Oil company executives at least produce a useful product compared to people in the hedge funds business. What are hedge funds, you ask? They're private, largely unregulated pools of capital whose managers can buy or sell any kind of assets. The income of the fund's executives -- often in the tens or hundreds of millions of dollars, sometimes even a billion -- is taxed as capital gains, a much lower tax rate than if it were taxed as regular earnings. One can say that hedge funds are simply pure speculation carried to absurdity; typical of the new American Dream: getting rich through speculation and inheritance instead of through skill, enterprise, and filling a human social need.

Here is Daniel Strachman, a former hedge fund consultant and author of "The Fundamentals of Hedge Fund Management." He's skeptical of raising taxes on hedge fund managers, saying they should be rewarded for taking huge risks. [So do firefighters, police officers, and bank robbers of course.] Most managers have their own money in their funds, he declares, and suffer massive losses when their investments go bad. "It's clear somebody has to win and somebody has to lose", says Strachman. "It's not pretty at all because people say, 'Oh my God. Look how much money these guys are making while people are losing their homes and are complaining about the cost of eggs and sugar.' But so what? We don't live in a society that is pretty all the time. That's why it's capitalism."[8]

Distributorcap said...

boy are we in trouble... and bush will go down to his last day (if he has one....) taking the country down the path of destruction he set in motion on 1/21

the real bubble is the media and there continued ignoring of how bad the bush administration has made it -- in a way - who cares what scotty said -- we need to get them NOW for all the shit and lies they continue to dump on the american people.

i am still not convinced he is leaving

an average patriot said...

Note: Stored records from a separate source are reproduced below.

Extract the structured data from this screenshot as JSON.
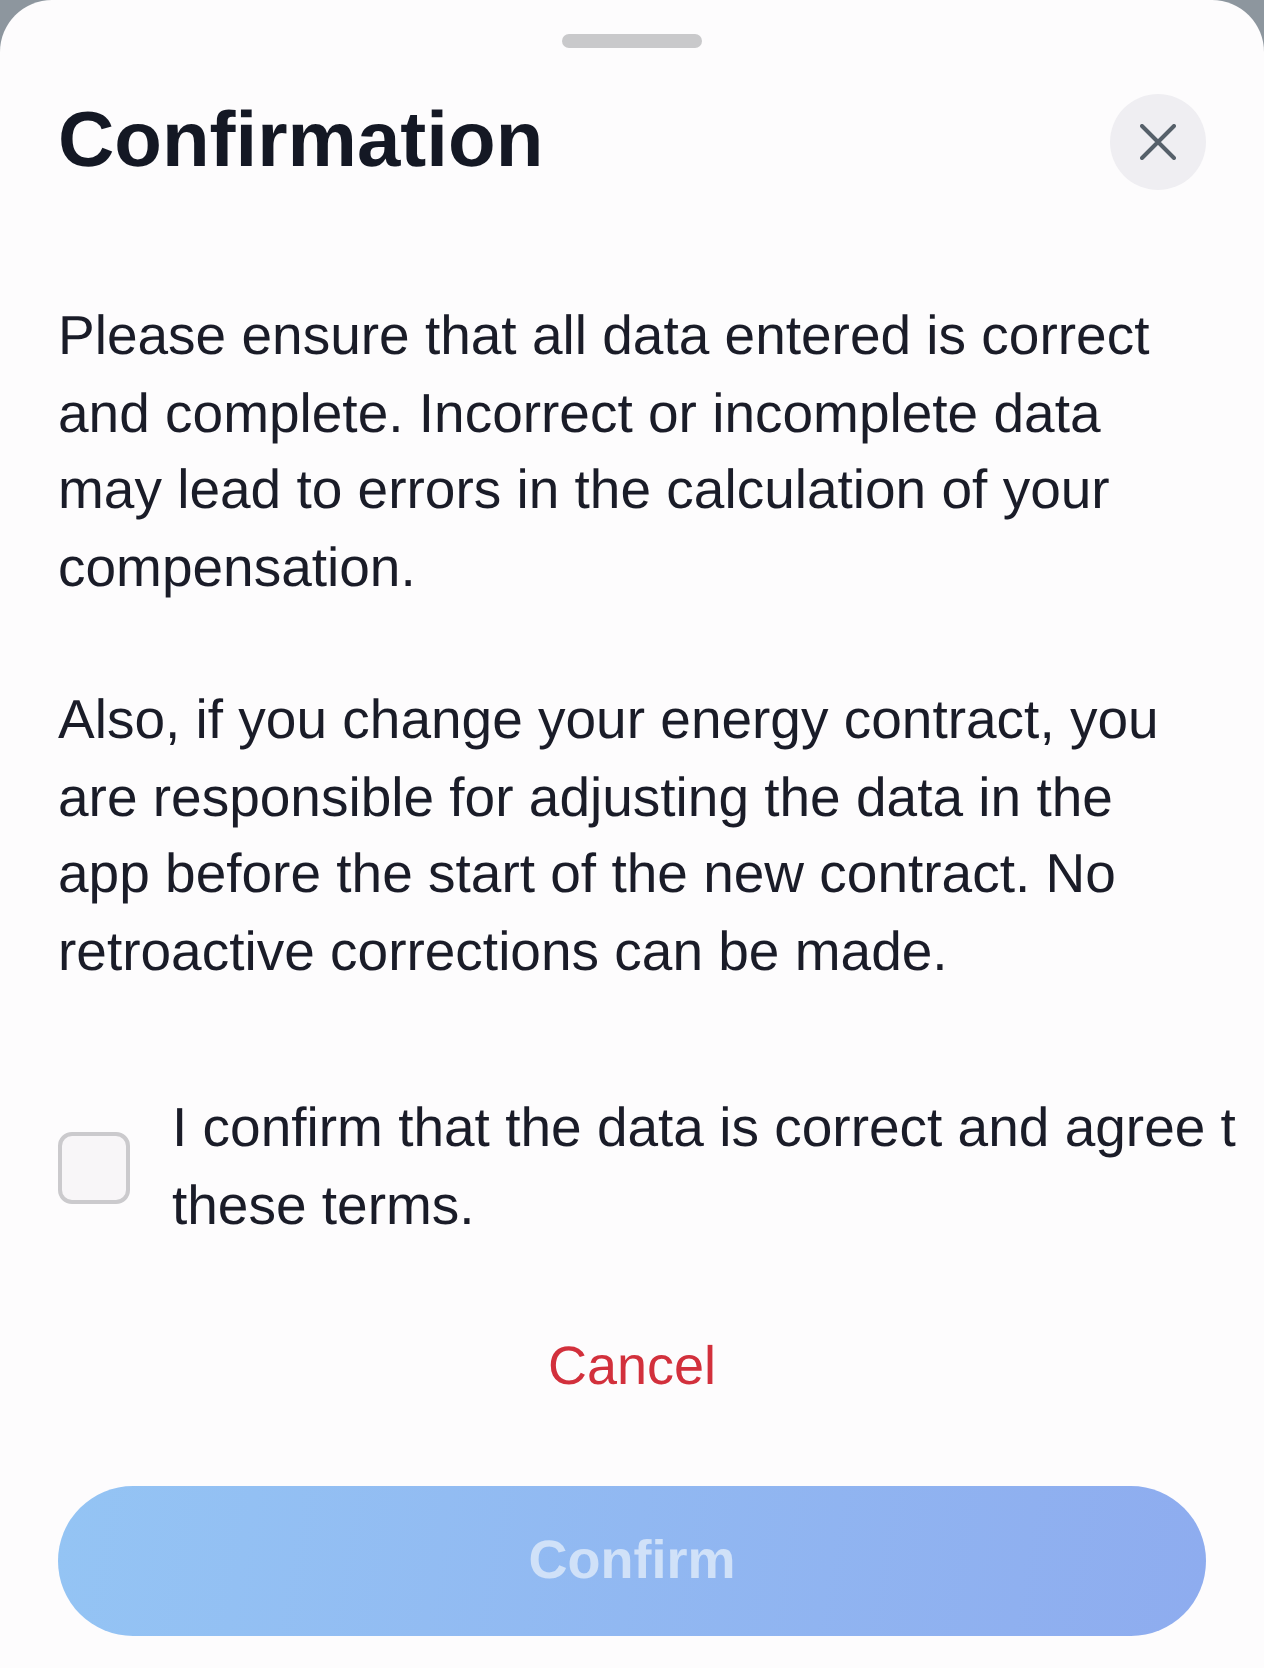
{
  "title": "Confirmation",
  "paragraphs": [
    "Please ensure that all data entered is correct and complete. Incorrect or incomplete data may lead to errors in the calculation of your compensation.",
    "Also, if you change your energy contract, you are responsible for adjusting the data in the app before the start of the new contract. No retroactive corrections can be made."
  ],
  "agreement": {
    "label": "I confirm that the data is correct and agree t these terms.",
    "checked": false
  },
  "cancel_button": {
    "label": "Cancel"
  },
  "confirm_button": {
    "label": "Confirm",
    "disabled": true
  }
}
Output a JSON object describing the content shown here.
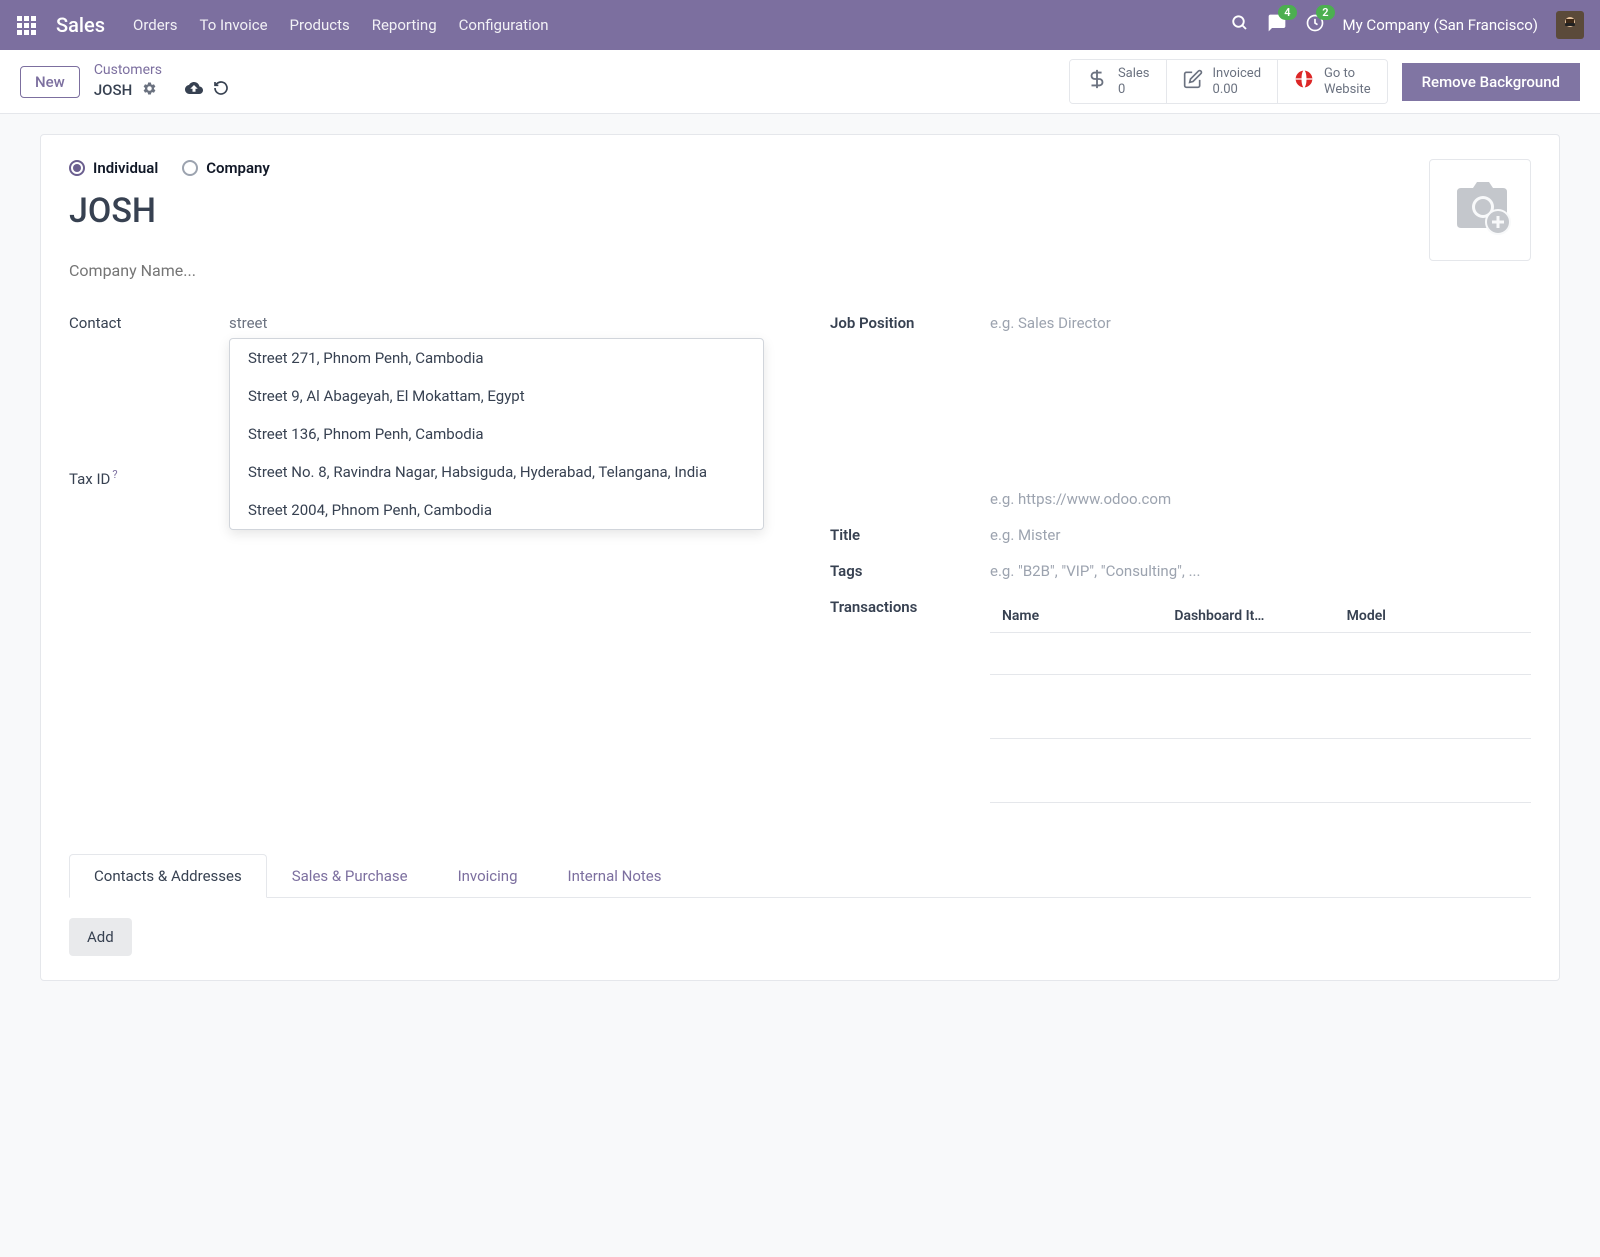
{
  "navbar": {
    "brand": "Sales",
    "menu": [
      "Orders",
      "To Invoice",
      "Products",
      "Reporting",
      "Configuration"
    ],
    "chat_badge": "4",
    "activity_badge": "2",
    "company": "My Company (San Francisco)"
  },
  "actionbar": {
    "new": "New",
    "breadcrumb_top": "Customers",
    "breadcrumb_current": "JOSH",
    "stats": {
      "sales_label": "Sales",
      "sales_value": "0",
      "invoiced_label": "Invoiced",
      "invoiced_value": "0.00",
      "goto_label": "Go to",
      "goto_value": "Website"
    },
    "remove_bg": "Remove Background"
  },
  "form": {
    "type_individual": "Individual",
    "type_company": "Company",
    "name": "JOSH",
    "company_placeholder": "Company Name...",
    "fields": {
      "contact_label": "Contact",
      "street_value": "street",
      "tax_id_label": "Tax ID",
      "job_position_label": "Job Position",
      "job_position_placeholder": "e.g. Sales Director",
      "website_placeholder": "e.g. https://www.odoo.com",
      "title_label": "Title",
      "title_placeholder": "e.g. Mister",
      "tags_label": "Tags",
      "tags_placeholder": "e.g. \"B2B\", \"VIP\", \"Consulting\", ...",
      "transactions_label": "Transactions"
    },
    "dropdown": [
      "Street 271, Phnom Penh, Cambodia",
      "Street 9, Al Abageyah, El Mokattam, Egypt",
      "Street 136, Phnom Penh, Cambodia",
      "Street No. 8, Ravindra Nagar, Habsiguda, Hyderabad, Telangana, India",
      "Street 2004, Phnom Penh, Cambodia"
    ],
    "trans_headers": {
      "name": "Name",
      "dashboard": "Dashboard It…",
      "model": "Model"
    },
    "tabs": [
      "Contacts & Addresses",
      "Sales & Purchase",
      "Invoicing",
      "Internal Notes"
    ],
    "add_btn": "Add"
  }
}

Thanks for sending this! All the big shoes haven't dropped and people can not be forgiven for thinking so. This is just beginning. just wait! I have said it too many times and no one is listening because they all want to sing KumBaya and hope everything works out. Forget it! As I keep saying and no one wants to hear it, Be Prepared!

an average patriot said...

Yes we are in trouble! This is just beginning. While Bush goes around Europe on his victory get riddance tour the country is failing rapidly and I will guarantee you I have not been wrong yet and I will not be. He has yet to do his worst!

amphibious said...

What a pity that Hillary couldn't have spoken as well and as reasonably as she did today's concession. What I found worrying was the amount of booing in the audience whenever she repeated "we must help elect BO".
Not like she's angling for Veep or anything.

an average patriot said...

Son of a gun I was just thinking about you. How are things? How is your situation? As for Hillary there was a little booing but not as much as I expected. I think she did a pretty good job. I hope to see her and Bill get out there and do what they can if anything to get Dems back in the White House.
We, all of us are in serious trouble and soon. I don't know if you have read recent posts or comments buy this entire mess here and around the world is just staring and will be stopped by no one!

Linda Ann Alvarez said...

Well done, average patriot.
It is time we stood up and let our voices ring loud and clear: Hold George Bush accountable for all of his high crimes while in office, notably, murder. If you would like to see justice served, please add your name to this petition at:
Also, has a petition.
Stand up and get heard, save a democracy, demand justice.

an average patriot said...

Linda Ann
Thank you! I am afraid the chief idiot and his cronies will continue to get away with murder under the lie that it is for peace and security. How many more will he kill and displace in the name of peace and Democracy? I will sign these petitions if I can because I have signed so many. Thanks and take care!